Gill v. Whitford

  • October 13, 2017
    Guest Post
    by Eduardo Bonilla-Silva, Ph.D., president of the American Sociological Association

    *This letter was originally published by the American Sociological Association.

    During oral arguments in the gerrymandering case Gill v. Whitford, Supreme Court Chief Justice John Roberts referred to social science as "sociological gobbledygook." ASA President Eduardo Bonilla-Silva has responded in a letter, the content of which is below.


    Dear Chief Justice John Roberts:

    I write today on behalf of the American Sociological Association, the nation’s largest scholarly professional association of sociologists, to respond to a comment you made during oral arguments on Tuesday, October 3rd for the case of Gill v. Whitford. You said: “It may be simply my educational background, but I can only describe it [social science data] as sociological gobbledygook.” 

  • September 13, 2017
    Guest Post

    by Matt Lynch, Special Counsel, Foley & Lardner LLP and Steering Committee member, ACS Madison Lawyer Chapter

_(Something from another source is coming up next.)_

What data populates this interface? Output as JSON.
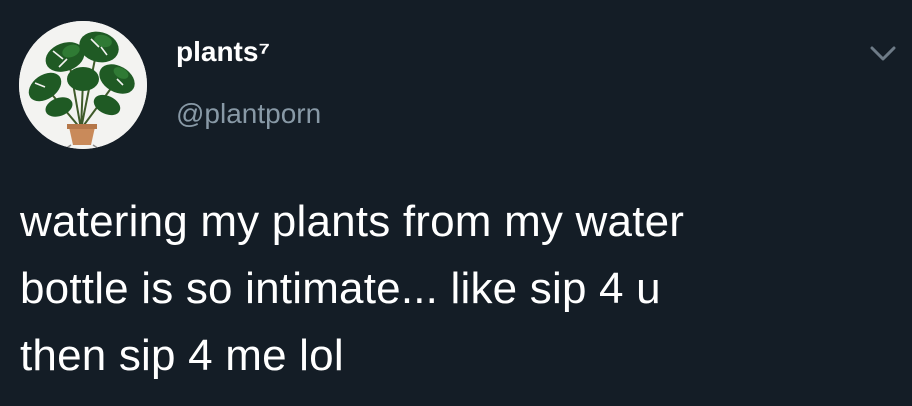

    Few are willing to defend the practice of partisan gerrymandering on its merits.  Republican lawmakers, Democratic lawmakers, historians, political scientists, law professors, partisan interest groups, and nonpartisan interest groups alike all agree that gerrymandering—drawing legislative districts for the purpose of political advantage—is a pox on representative government. But stopping the practice requires legislators to voluntarily harm their own chances for re-election.  And so gerrymandering continues, now aided by more precise voter data than we have ever had, and the technology to use it on a broad, state-wide scale.

    Gill v. Whitford, a case arising from Wisconsin’s heavily gerrymandered districts, presents the United States Supreme Court with a clean opportunity to rein in that despised practice.  The only question is whether the justices—namely swing Justice Anthony Kennedy—believe it is a problem that warrants a judicial solution.

  • September 13, 2017
    Guest Post

    by Daniel TokajiCharles W. Ebersold and Florence Whitcomb Ebersold Professor of Constitutional Law at The Ohio State University Moritz College of Law

    *This piece originally ran on SCOTUSblog as a part of their Summer Symposium on Gill v. Whitford

    A constitutional standard for partisan gerrymandering is the holy grail of election law. For decades, scholars and jurists have struggled to find a manageable standard for claims of excessive partisanship in drawing district lines. Most of these efforts have focused on the equal protection clause. But as Justice Anthony Kennedy suggested in Vieth v. Jubelirer, the First Amendment provides a firmer doctrinal basis for challenging partisan gerrymandering. An established line of precedent understands voting as a form of expressive association protected by the First Amendment. These cases offer a nuanced standard that would avoid the undesirable result of rendering any consideration of partisan consequences unconstitutional.